SOAP over HTTPS - Part I

5.1 Overview

Soap transactions till now traveled in clear text over the wire which means that anyone with access to the line can gather data about our communication. This is not usually desirable, particularly when we are submitting business information. It is usually convenient in business processes to authenticate the client accessing our server too, and this can be done easily using public key cryptography.

There are a couple of options to secure these transactions. Fist one is to use the security extensions added to Soap protocol, but as yet these are not implemented in Apache Soap. Another option is to use a SSL connection for our Soap transaction with the advantages that SSL is a standard encrypting layer and we only need to modify few things in our source to support it.

If we want to understand SSL connections we need to understand what certificates are and how they work. This has to do with public key cryptography and distribution of public keys. Basically you generate a pair of keys and give your public key to be signed by a trusted authority who ensures that your key really belongs to you. In that way if you trust the certification authority (CA) who signed the key (you should trust well known CAs) you are sure who you are talking to.

To use Soap over a SSL connection you will need a server certificate and possible a client certificate. Both should be signed by a CA.
I will try to explain here how to set up Tomcat and Orion server (under Linux) to use SSL and how to modify your Soap source.

5.2 Certificate configuration

5.2.1 Trust between client and server

Before any information between client and server is transmitted in a SSL communication it is usually required that client and server authenticate each other (although not always required). If this fails the communication is closed.
As client and server can be entities which had never before talked to each other it is necessary a trusted third party which states, in a form of a certificate, that each one is the one who it says to be. This entity is called Certification Authority, from now on CA. There are several well known CAs.
Authentication is achieved by using public key cryptography. Both client and server must have a key pair which is signed by a trusted CA after each party showed proof to its CA of themselves being who they say. CA can be different for client and server as long as the other party trusts the CA who signed the certificate.
If client authentication is required it is necessary that the authorized clients certificates are added to server keystore in advance. This way, at the beginning of a SSL connection and after the initial handshake, certificates are exchanged and checked.
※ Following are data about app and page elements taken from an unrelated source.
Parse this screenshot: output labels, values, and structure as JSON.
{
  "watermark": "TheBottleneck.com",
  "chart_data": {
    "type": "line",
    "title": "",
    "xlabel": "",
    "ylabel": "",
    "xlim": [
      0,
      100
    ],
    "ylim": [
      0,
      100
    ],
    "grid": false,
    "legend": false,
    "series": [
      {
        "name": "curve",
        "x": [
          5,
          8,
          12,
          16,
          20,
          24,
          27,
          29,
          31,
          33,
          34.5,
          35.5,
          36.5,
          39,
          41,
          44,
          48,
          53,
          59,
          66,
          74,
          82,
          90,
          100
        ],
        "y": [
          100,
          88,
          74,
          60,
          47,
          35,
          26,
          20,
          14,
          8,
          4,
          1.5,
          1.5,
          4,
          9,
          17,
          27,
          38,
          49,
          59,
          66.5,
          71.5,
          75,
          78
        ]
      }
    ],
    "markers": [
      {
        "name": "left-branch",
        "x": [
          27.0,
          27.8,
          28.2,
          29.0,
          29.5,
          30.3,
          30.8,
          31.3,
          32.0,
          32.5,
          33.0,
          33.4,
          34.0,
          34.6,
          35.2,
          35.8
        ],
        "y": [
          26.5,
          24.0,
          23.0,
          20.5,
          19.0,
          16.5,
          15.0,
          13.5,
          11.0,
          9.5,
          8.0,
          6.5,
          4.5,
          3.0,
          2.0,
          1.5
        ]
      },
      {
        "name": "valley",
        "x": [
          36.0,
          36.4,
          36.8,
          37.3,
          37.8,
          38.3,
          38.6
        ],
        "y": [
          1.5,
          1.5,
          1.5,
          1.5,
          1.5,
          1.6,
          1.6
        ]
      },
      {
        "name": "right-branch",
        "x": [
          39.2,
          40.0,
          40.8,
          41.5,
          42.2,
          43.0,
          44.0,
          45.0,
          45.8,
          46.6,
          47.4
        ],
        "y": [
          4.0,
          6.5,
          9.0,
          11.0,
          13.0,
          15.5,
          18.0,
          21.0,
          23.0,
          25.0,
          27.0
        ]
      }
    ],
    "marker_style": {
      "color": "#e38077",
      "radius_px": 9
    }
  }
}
After this phase is completed we have a secure encrypted channel which provides us reliable connection by using message integrity check (using hash functions) and in which client and server have authenticated each other.

We will see how to configure server truststore in next part.